The player is free to enter and exit the mech at will in order to move into areas that the mech cannot reach, but the mech has its own life bar and will be destroyed if it takes too much damage. Due to its size, it’s hard to avoid incidental damage altogether, but its life bar is long enough for skilled players to get it to the end of the mech-designated area before they hop out and continue on.
In addition to the mech, the player occasionally encounters robot helpers that join in on the fight. When activated, the robot flies behind the player and automatically opens fire on any nearby enemies. The robot’s lasers penetrate walls, making it very useful for picking off enemies during some of the tougher platforming sequences. The robot’s battery only lasts 30 seconds before it runs out permanently, so it’s best to make your way through the area quickly to take advantage of its attacks. Robots will not pass through screen transitions with you, but if you find a second robot, it will join in as well, allowing you to have two helpers at the same time.
There are also a couple of sequences where the player must outrun a laser that is being controlled by the mad computer AI, requiring precision jumping, proper boost jump timing, and quick reflexes to survive. And, appearing as random enemy drops are pickups that grant temporary infinite ammo for all of the secondary weapons, or temporary invincibility, allowing the player a few seconds of wanton blasting before reverting back to his former Rexy self.

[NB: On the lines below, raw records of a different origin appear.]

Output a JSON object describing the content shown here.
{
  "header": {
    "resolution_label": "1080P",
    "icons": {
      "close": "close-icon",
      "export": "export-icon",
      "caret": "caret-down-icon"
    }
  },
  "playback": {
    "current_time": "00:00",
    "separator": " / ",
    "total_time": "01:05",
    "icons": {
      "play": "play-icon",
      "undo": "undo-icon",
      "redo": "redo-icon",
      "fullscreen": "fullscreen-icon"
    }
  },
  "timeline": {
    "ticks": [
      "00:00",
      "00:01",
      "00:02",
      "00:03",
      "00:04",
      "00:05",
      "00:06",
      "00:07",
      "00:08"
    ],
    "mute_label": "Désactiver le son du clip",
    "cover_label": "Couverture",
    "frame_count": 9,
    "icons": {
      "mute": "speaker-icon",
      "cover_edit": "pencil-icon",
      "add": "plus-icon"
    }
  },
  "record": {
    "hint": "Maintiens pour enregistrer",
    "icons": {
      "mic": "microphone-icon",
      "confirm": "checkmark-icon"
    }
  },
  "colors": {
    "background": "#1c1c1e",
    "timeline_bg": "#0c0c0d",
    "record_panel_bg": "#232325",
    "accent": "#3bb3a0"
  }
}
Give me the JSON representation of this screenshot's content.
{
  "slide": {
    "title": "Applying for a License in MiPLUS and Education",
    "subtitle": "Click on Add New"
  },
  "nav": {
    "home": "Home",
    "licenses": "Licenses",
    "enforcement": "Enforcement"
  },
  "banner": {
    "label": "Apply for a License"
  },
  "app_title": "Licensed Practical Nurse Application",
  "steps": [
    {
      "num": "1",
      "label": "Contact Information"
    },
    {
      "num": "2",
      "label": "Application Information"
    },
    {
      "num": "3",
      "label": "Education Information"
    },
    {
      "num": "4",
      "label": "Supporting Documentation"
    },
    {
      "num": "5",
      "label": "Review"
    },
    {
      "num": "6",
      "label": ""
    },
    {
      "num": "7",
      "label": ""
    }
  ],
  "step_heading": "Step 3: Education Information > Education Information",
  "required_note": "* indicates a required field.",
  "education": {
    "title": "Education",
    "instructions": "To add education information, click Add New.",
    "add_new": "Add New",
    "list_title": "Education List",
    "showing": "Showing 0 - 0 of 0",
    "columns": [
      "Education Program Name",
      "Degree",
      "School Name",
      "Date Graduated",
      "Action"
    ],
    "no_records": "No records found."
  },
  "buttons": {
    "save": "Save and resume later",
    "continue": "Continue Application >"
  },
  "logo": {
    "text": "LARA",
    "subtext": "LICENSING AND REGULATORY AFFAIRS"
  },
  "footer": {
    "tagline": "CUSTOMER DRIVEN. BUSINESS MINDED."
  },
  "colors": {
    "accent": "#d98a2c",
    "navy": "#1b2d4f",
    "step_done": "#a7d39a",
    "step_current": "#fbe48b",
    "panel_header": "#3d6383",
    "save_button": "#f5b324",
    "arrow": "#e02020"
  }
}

Most of the games challenges center on shooting enemies and making your way through a number of traditional platforming obstacles, including pop-up spikes, insta-death smashers, pools of slime, and disappearing platforms. But there are a handful of environmental puzzles as well, often centering around the manipulation of laser barriers. By flipping switches, laser barriers can be turned on and off, and there are sometimes multiple barriers assigned to a single switch. In these cases, the player may simultaneously make a laser door disappear while also creating a laser floor (which is totally safe to walk on).
Bullets from all of the player’s weapons are able to penetrate laser walls, but grenades cannot. In addition, switches come in two varieties: those that must be manually pulled by Rex, and those that can be toggled on and off by shooting them. This leads to situations where a player may need to fire his weapon through a laser wall to hit a switch, or drop a grenade for a time-delayed effect, allowing the player to safely pass through an area before a laser wall is activated. There are also a few instances where mirrors are placed in the environment, allowing the player to deflect projectiles at 90 degree angles to shoot enemies along the ceiling and bounce bullets around corners to hit distant switches, often requiring precision timing.
Late in the game, the player gains access to a teleportation device that gives him the ability to drop a warp point wherever he likes, and teleport back to that spot immediately. This allows for some more complex puzzle solutions and creative combat tactics.
Making deft use of your skills often leads the player to stat-boosting pickups. In addition, there are a number of hidden areas that may be accessed by passing through what appear to be solid walls. Also, tucked away in some of the more tough-to-reach areas are records, which may be collected and played on a record player hidden aboard the ship.
Rex Rocket was developed by Castle Pixel, a studio founded by Rob Maher (Pittsburgh) and Tyler Bud (Toronto) in 2013. Music and sound effects for the game were created by Nigel Shields, a.k.a. Saskrotch. The game was funded in part by a successful Kickstarter campaign in 2013.